■ **Task statement**:
The data below should be restated word for word, pictures omitted.

■ **Working data**:
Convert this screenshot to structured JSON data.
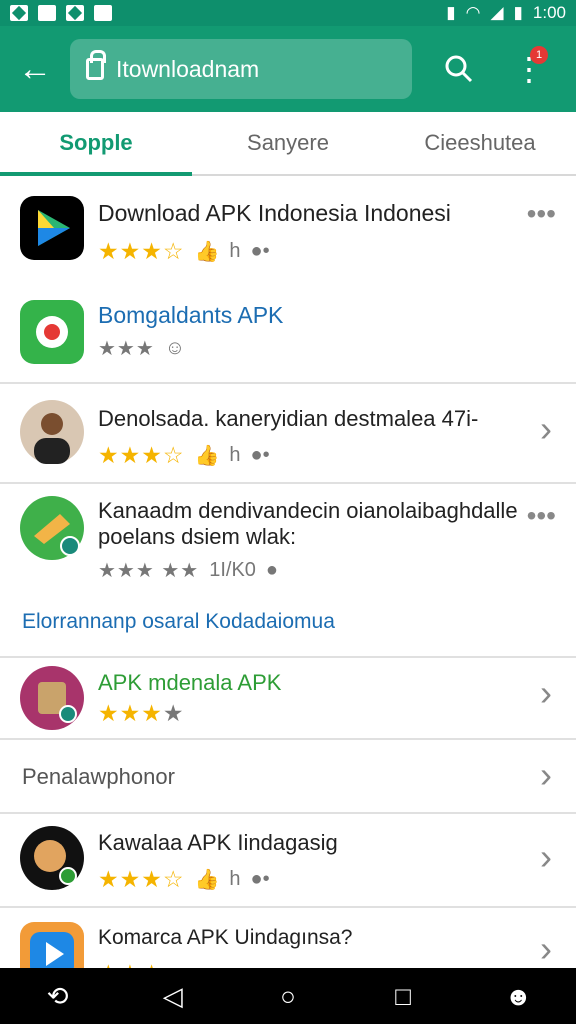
{
  "status": {
    "time": "1:00"
  },
  "appbar": {
    "search_text": "Itownloadnam",
    "back_icon": "arrow-left-icon",
    "search_icon": "search-icon",
    "menu_icon": "more-vert-icon",
    "badge": "1"
  },
  "tabs": [
    "Sopple",
    "Sanyere",
    "Cieeshutea"
  ],
  "items": [
    {
      "title": "Download APK Indonesia Indonesi",
      "meta": "h"
    },
    {
      "title": "Bomgaldants APK"
    },
    {
      "title": "Denolsada. kaneryidian destmalea 47i-",
      "meta": "h"
    },
    {
      "title_line1": "Kanaadm dendivandecin oianolaibaghdalle",
      "title_line2": "poelans dsiem wlak:",
      "meta": "1I/K0"
    }
  ],
  "section_heading": "Elorrannanp osaral Kodadaiomua",
  "items2": [
    {
      "title": "APK mdenala APK"
    },
    {
      "title": "Penalawphonor"
    },
    {
      "title": "Kawalaa APK Iindagasig",
      "meta": "h"
    },
    {
      "title": "Komarca APK Uindagınsa?"
    }
  ],
  "colors": {
    "primary": "#129a72",
    "star": "#f5b400",
    "link": "#1c6db2"
  }
}
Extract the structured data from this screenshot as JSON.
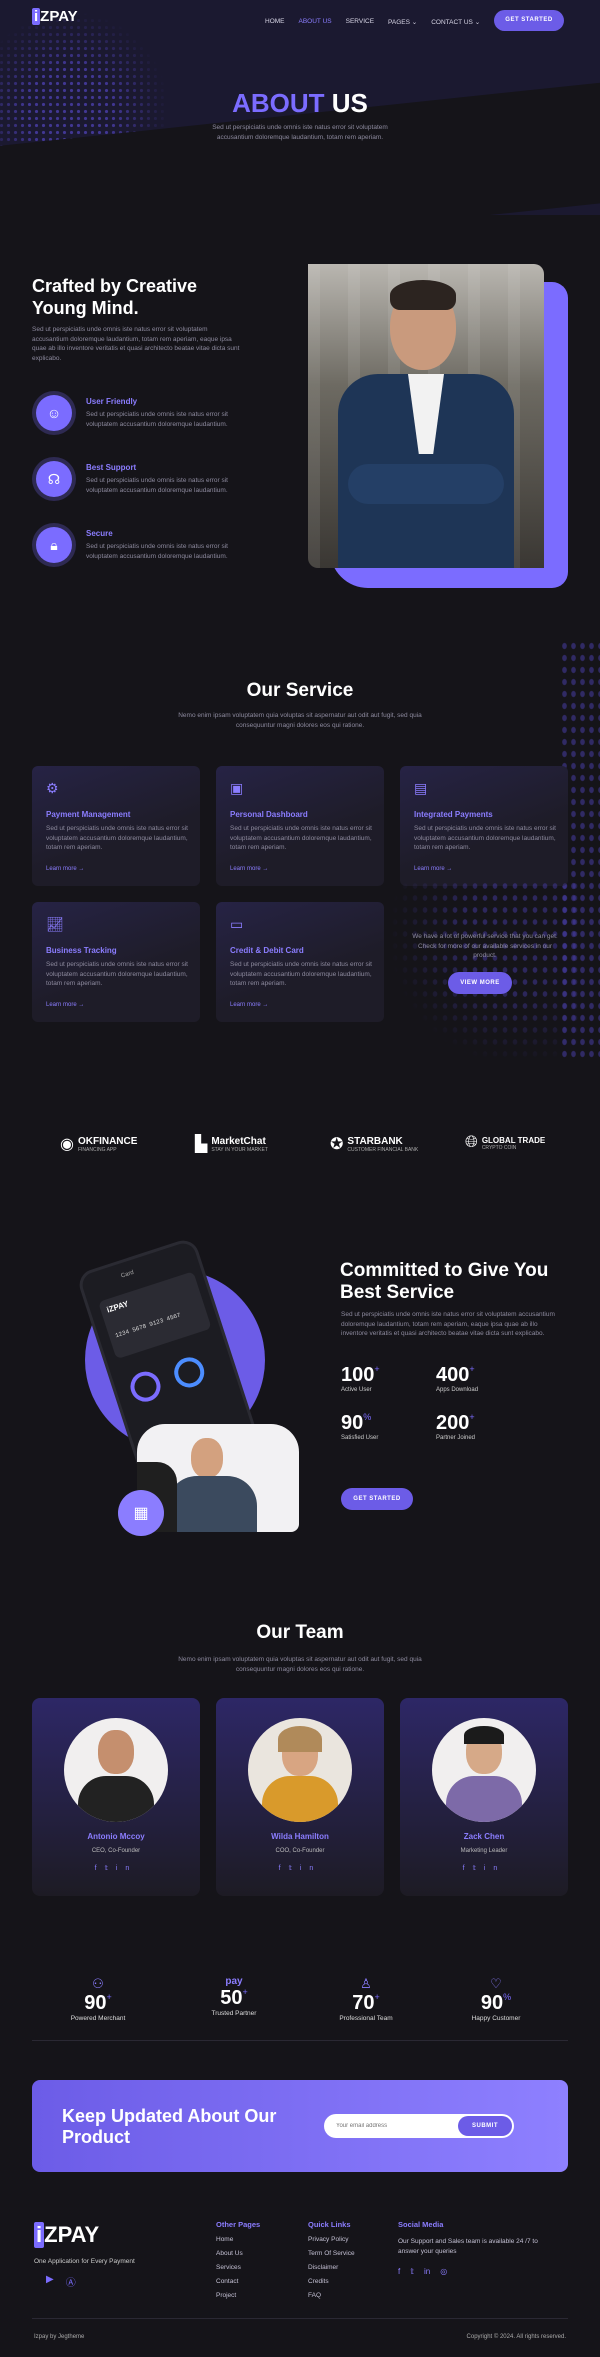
{
  "brand": {
    "logo_i": "i",
    "logo_rest": "ZPAY"
  },
  "nav": {
    "items": [
      "HOME",
      "ABOUT US",
      "SERVICE",
      "PAGES",
      "CONTACT US"
    ],
    "cta": "GET STARTED"
  },
  "hero": {
    "title_a": "ABOUT",
    "title_b": "US",
    "text": "Sed ut perspiciatis unde omnis iste natus error sit voluptatem accusantium doloremque laudantium, totam rem aperiam."
  },
  "about": {
    "title": "Crafted by Creative Young Mind.",
    "text": "Sed ut perspiciatis unde omnis iste natus error sit voluptatem accusantium doloremque laudantium, totam rem aperiam, eaque ipsa quae ab illo inventore veritatis et quasi architecto beatae vitae dicta sunt explicabo.",
    "features": [
      {
        "title": "User Friendly",
        "text": "Sed ut perspiciatis unde omnis iste natus error sit voluptatem accusantium doloremque laudantium.",
        "icon": "smile-icon"
      },
      {
        "title": "Best Support",
        "text": "Sed ut perspiciatis unde omnis iste natus error sit voluptatem accusantium doloremque laudantium.",
        "icon": "headset-icon"
      },
      {
        "title": "Secure",
        "text": "Sed ut perspiciatis unde omnis iste natus error sit voluptatem accusantium doloremque laudantium.",
        "icon": "lock-icon"
      }
    ]
  },
  "service": {
    "title": "Our Service",
    "text": "Nemo enim ipsam voluptatem quia voluptas sit aspernatur aut odit aut fugit, sed quia consequuntur magni dolores eos qui ratione.",
    "cards": [
      {
        "title": "Payment Management",
        "text": "Sed ut perspiciatis unde omnis iste natus error sit voluptatem accusantium doloremque laudantium, totam rem aperiam.",
        "link": "Learn more →"
      },
      {
        "title": "Personal Dashboard",
        "text": "Sed ut perspiciatis unde omnis iste natus error sit voluptatem accusantium doloremque laudantium, totam rem aperiam.",
        "link": "Learn more →"
      },
      {
        "title": "Integrated Payments",
        "text": "Sed ut perspiciatis unde omnis iste natus error sit voluptatem accusantium doloremque laudantium, totam rem aperiam.",
        "link": "Learn more →"
      },
      {
        "title": "Business Tracking",
        "text": "Sed ut perspiciatis unde omnis iste natus error sit voluptatem accusantium doloremque laudantium, totam rem aperiam.",
        "link": "Learn more →"
      },
      {
        "title": "Credit & Debit Card",
        "text": "Sed ut perspiciatis unde omnis iste natus error sit voluptatem accusantium doloremque laudantium, totam rem aperiam.",
        "link": "Learn more →"
      }
    ],
    "more_text": "We have a lot of powerful service that you can get. Check for more of our available services in our product.",
    "more_btn": "VIEW MORE"
  },
  "brands": [
    {
      "name": "OKFINANCE",
      "sub": "FINANCING APP"
    },
    {
      "name": "MarketChat",
      "sub": "STAY IN YOUR MARKET"
    },
    {
      "name": "STARBANK",
      "sub": "CUSTOMER FINANCIAL BANK"
    },
    {
      "name": "GLOBAL TRADE",
      "sub": "CRYPTO COIN"
    }
  ],
  "commit": {
    "title": "Committed to Give You Best Service",
    "text": "Sed ut perspiciatis unde omnis iste natus error sit voluptatem accusantium doloremque laudantium, totam rem aperiam, eaque ipsa quae ab illo inventore veritatis et quasi architecto beatae vitae dicta sunt explicabo.",
    "stats": [
      {
        "n": "100",
        "s": "+",
        "l": "Active User"
      },
      {
        "n": "400",
        "s": "+",
        "l": "Apps Download"
      },
      {
        "n": "90",
        "s": "%",
        "l": "Satisfied User"
      },
      {
        "n": "200",
        "s": "+",
        "l": "Partner Joined"
      }
    ],
    "btn": "GET STARTED",
    "phone": {
      "card_num": "1234 5678 9123 4567",
      "title": "Card"
    }
  },
  "team": {
    "title": "Our Team",
    "text": "Nemo enim ipsam voluptatem quia voluptas sit aspernatur aut odit aut fugit, sed quia consequuntur magni dolores eos qui ratione.",
    "members": [
      {
        "name": "Antonio Mccoy",
        "role": "CEO, Co-Founder"
      },
      {
        "name": "Wilda Hamilton",
        "role": "COO, Co-Founder"
      },
      {
        "name": "Zack Chen",
        "role": "Marketing Leader"
      }
    ]
  },
  "counters": [
    {
      "n": "90",
      "s": "+",
      "l": "Powered Merchant"
    },
    {
      "n": "50",
      "s": "+",
      "l": "Trusted Partner"
    },
    {
      "n": "70",
      "s": "+",
      "l": "Professional Team"
    },
    {
      "n": "90",
      "s": "%",
      "l": "Happy Customer"
    }
  ],
  "newsletter": {
    "title": "Keep Updated About Our Product",
    "placeholder": "Your email address",
    "btn": "SUBMIT"
  },
  "footer": {
    "tagline": "One Application for Every Payment",
    "col1": {
      "title": "Other Pages",
      "links": [
        "Home",
        "About Us",
        "Services",
        "Contact",
        "Project"
      ]
    },
    "col2": {
      "title": "Quick Links",
      "links": [
        "Privacy Policy",
        "Term Of Service",
        "Disclaimer",
        "Credits",
        "FAQ"
      ]
    },
    "col3": {
      "title": "Social Media",
      "text": "Our Support and Sales team is available 24 /7 to answer your queries"
    },
    "credit": "Izpay by Jegtheme",
    "copyright": "Copyright © 2024. All rights reserved."
  },
  "colors": {
    "accent": "#7b6cff",
    "bg": "#151419"
  }
}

■ **Response to the task**:
Convert this screenshot to structured JSON data.
{
  "status": {
    "time": "1:00"
  },
  "appbar": {
    "search_text": "Itownloadnam",
    "back_icon": "arrow-left-icon",
    "search_icon": "search-icon",
    "menu_icon": "more-vert-icon",
    "badge": "1"
  },
  "tabs": [
    "Sopple",
    "Sanyere",
    "Cieeshutea"
  ],
  "items": [
    {
      "title": "Download APK Indonesia Indonesi",
      "meta": "h"
    },
    {
      "title": "Bomgaldants APK"
    },
    {
      "title": "Denolsada. kaneryidian destmalea 47i-",
      "meta": "h"
    },
    {
      "title_line1": "Kanaadm dendivandecin oianolaibaghdalle",
      "title_line2": "poelans dsiem wlak:",
      "meta": "1I/K0"
    }
  ],
  "section_heading": "Elorrannanp osaral Kodadaiomua",
  "items2": [
    {
      "title": "APK mdenala APK"
    },
    {
      "title": "Penalawphonor"
    },
    {
      "title": "Kawalaa APK Iindagasig",
      "meta": "h"
    },
    {
      "title": "Komarca APK Uindagınsa?"
    }
  ],
  "colors": {
    "primary": "#129a72",
    "star": "#f5b400",
    "link": "#1c6db2"
  }
}
Extract the structured data from this screenshot as JSON.
{
  "brand": {
    "logo_i": "i",
    "logo_rest": "ZPAY"
  },
  "nav": {
    "items": [
      "HOME",
      "ABOUT US",
      "SERVICE",
      "PAGES",
      "CONTACT US"
    ],
    "cta": "GET STARTED"
  },
  "hero": {
    "title_a": "ABOUT",
    "title_b": "US",
    "text": "Sed ut perspiciatis unde omnis iste natus error sit voluptatem accusantium doloremque laudantium, totam rem aperiam."
  },
  "about": {
    "title": "Crafted by Creative Young Mind.",
    "text": "Sed ut perspiciatis unde omnis iste natus error sit voluptatem accusantium doloremque laudantium, totam rem aperiam, eaque ipsa quae ab illo inventore veritatis et quasi architecto beatae vitae dicta sunt explicabo.",
    "features": [
      {
        "title": "User Friendly",
        "text": "Sed ut perspiciatis unde omnis iste natus error sit voluptatem accusantium doloremque laudantium.",
        "icon": "smile-icon"
      },
      {
        "title": "Best Support",
        "text": "Sed ut perspiciatis unde omnis iste natus error sit voluptatem accusantium doloremque laudantium.",
        "icon": "headset-icon"
      },
      {
        "title": "Secure",
        "text": "Sed ut perspiciatis unde omnis iste natus error sit voluptatem accusantium doloremque laudantium.",
        "icon": "lock-icon"
      }
    ]
  },
  "service": {
    "title": "Our Service",
    "text": "Nemo enim ipsam voluptatem quia voluptas sit aspernatur aut odit aut fugit, sed quia consequuntur magni dolores eos qui ratione.",
    "cards": [
      {
        "title": "Payment Management",
        "text": "Sed ut perspiciatis unde omnis iste natus error sit voluptatem accusantium doloremque laudantium, totam rem aperiam.",
        "link": "Learn more →"
      },
      {
        "title": "Personal Dashboard",
        "text": "Sed ut perspiciatis unde omnis iste natus error sit voluptatem accusantium doloremque laudantium, totam rem aperiam.",
        "link": "Learn more →"
      },
      {
        "title": "Integrated Payments",
        "text": "Sed ut perspiciatis unde omnis iste natus error sit voluptatem accusantium doloremque laudantium, totam rem aperiam.",
        "link": "Learn more →"
      },
      {
        "title": "Business Tracking",
        "text": "Sed ut perspiciatis unde omnis iste natus error sit voluptatem accusantium doloremque laudantium, totam rem aperiam.",
        "link": "Learn more →"
      },
      {
        "title": "Credit & Debit Card",
        "text": "Sed ut perspiciatis unde omnis iste natus error sit voluptatem accusantium doloremque laudantium, totam rem aperiam.",
        "link": "Learn more →"
      }
    ],
    "more_text": "We have a lot of powerful service that you can get. Check for more of our available services in our product.",
    "more_btn": "VIEW MORE"
  },
  "brands": [
    {
      "name": "OKFINANCE",
      "sub": "FINANCING APP"
    },
    {
      "name": "MarketChat",
      "sub": "STAY IN YOUR MARKET"
    },
    {
      "name": "STARBANK",
      "sub": "CUSTOMER FINANCIAL BANK"
    },
    {
      "name": "GLOBAL TRADE",
      "sub": "CRYPTO COIN"
    }
  ],
  "commit": {
    "title": "Committed to Give You Best Service",
    "text": "Sed ut perspiciatis unde omnis iste natus error sit voluptatem accusantium doloremque laudantium, totam rem aperiam, eaque ipsa quae ab illo inventore veritatis et quasi architecto beatae vitae dicta sunt explicabo.",
    "stats": [
      {
        "n": "100",
        "s": "+",
        "l": "Active User"
      },
      {
        "n": "400",
        "s": "+",
        "l": "Apps Download"
      },
      {
        "n": "90",
        "s": "%",
        "l": "Satisfied User"
      },
      {
        "n": "200",
        "s": "+",
        "l": "Partner Joined"
      }
    ],
    "btn": "GET STARTED",
    "phone": {
      "card_num": "1234 5678 9123 4567",
      "title": "Card"
    }
  },
  "team": {
    "title": "Our Team",
    "text": "Nemo enim ipsam voluptatem quia voluptas sit aspernatur aut odit aut fugit, sed quia consequuntur magni dolores eos qui ratione.",
    "members": [
      {
        "name": "Antonio Mccoy",
        "role": "CEO, Co-Founder"
      },
      {
        "name": "Wilda Hamilton",
        "role": "COO, Co-Founder"
      },
      {
        "name": "Zack Chen",
        "role": "Marketing Leader"
      }
    ]
  },
  "counters": [
    {
      "n": "90",
      "s": "+",
      "l": "Powered Merchant"
    },
    {
      "n": "50",
      "s": "+",
      "l": "Trusted Partner"
    },
    {
      "n": "70",
      "s": "+",
      "l": "Professional Team"
    },
    {
      "n": "90",
      "s": "%",
      "l": "Happy Customer"
    }
  ],
  "newsletter": {
    "title": "Keep Updated About Our Product",
    "placeholder": "Your email address",
    "btn": "SUBMIT"
  },
  "footer": {
    "tagline": "One Application for Every Payment",
    "col1": {
      "title": "Other Pages",
      "links": [
        "Home",
        "About Us",
        "Services",
        "Contact",
        "Project"
      ]
    },
    "col2": {
      "title": "Quick Links",
      "links": [
        "Privacy Policy",
        "Term Of Service",
        "Disclaimer",
        "Credits",
        "FAQ"
      ]
    },
    "col3": {
      "title": "Social Media",
      "text": "Our Support and Sales team is available 24 /7 to answer your queries"
    },
    "credit": "Izpay by Jegtheme",
    "copyright": "Copyright © 2024. All rights reserved."
  },
  "colors": {
    "accent": "#7b6cff",
    "bg": "#151419"
  }
}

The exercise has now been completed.